Requirement: Search the data for "icon". Return each matching line.

Stored data entries:
* * *
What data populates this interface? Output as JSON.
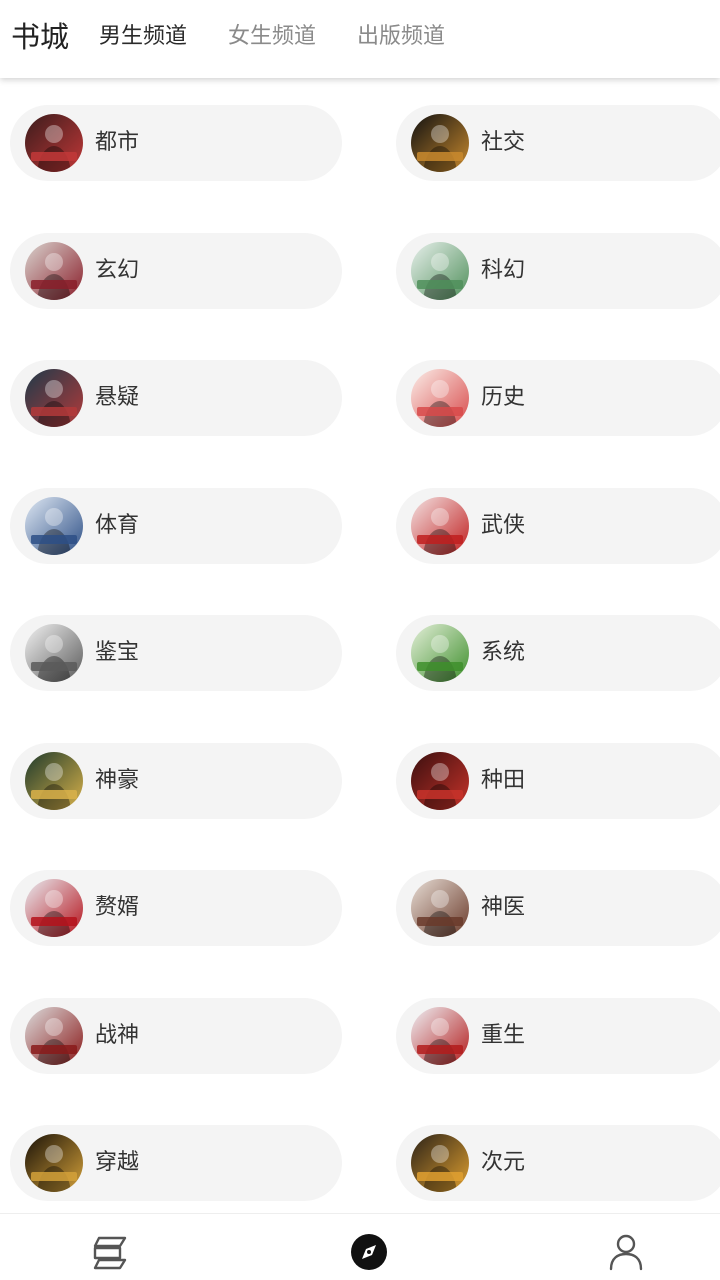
{
  "header": {
    "title": "书城",
    "tabs": [
      {
        "label": "男生频道",
        "active": true
      },
      {
        "label": "女生频道",
        "active": false
      },
      {
        "label": "出版频道",
        "active": false
      }
    ]
  },
  "categories": [
    {
      "label": "都市",
      "cover_colors": [
        "#3a1c1c",
        "#c23838"
      ]
    },
    {
      "label": "社交",
      "cover_colors": [
        "#111111",
        "#c98a2e"
      ]
    },
    {
      "label": "玄幻",
      "cover_colors": [
        "#d9d4cf",
        "#8a1e2a"
      ]
    },
    {
      "label": "科幻",
      "cover_colors": [
        "#e8f0ec",
        "#4f8f5a"
      ]
    },
    {
      "label": "悬疑",
      "cover_colors": [
        "#1f3a4a",
        "#b33a3a"
      ]
    },
    {
      "label": "历史",
      "cover_colors": [
        "#fbeee9",
        "#d84a4a"
      ]
    },
    {
      "label": "体育",
      "cover_colors": [
        "#dfe8f3",
        "#2d4f86"
      ]
    },
    {
      "label": "武侠",
      "cover_colors": [
        "#f3e2e2",
        "#c01f1f"
      ]
    },
    {
      "label": "鉴宝",
      "cover_colors": [
        "#f2f2f2",
        "#5a5a5a"
      ]
    },
    {
      "label": "系统",
      "cover_colors": [
        "#e4efd9",
        "#3e8f2c"
      ]
    },
    {
      "label": "神豪",
      "cover_colors": [
        "#1e3a2c",
        "#d9b24a"
      ]
    },
    {
      "label": "种田",
      "cover_colors": [
        "#3a0f0f",
        "#c8332a"
      ]
    },
    {
      "label": "赘婿",
      "cover_colors": [
        "#e8ecf1",
        "#b5121b"
      ]
    },
    {
      "label": "神医",
      "cover_colors": [
        "#e7ddd5",
        "#6a3a2a"
      ]
    },
    {
      "label": "战神",
      "cover_colors": [
        "#dcdcdc",
        "#8a1a1a"
      ]
    },
    {
      "label": "重生",
      "cover_colors": [
        "#eef1f5",
        "#b31c1c"
      ]
    },
    {
      "label": "穿越",
      "cover_colors": [
        "#1a1208",
        "#d4a13a"
      ]
    },
    {
      "label": "次元",
      "cover_colors": [
        "#2b2218",
        "#e0a030"
      ]
    }
  ],
  "bottom_nav": [
    {
      "icon": "bookshelf-icon",
      "active": false
    },
    {
      "icon": "compass-icon",
      "active": true
    },
    {
      "icon": "user-icon",
      "active": false
    }
  ]
}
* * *
Response:
      "icon": "bookshelf-icon",
      "icon": "compass-icon",
      "icon": "user-icon",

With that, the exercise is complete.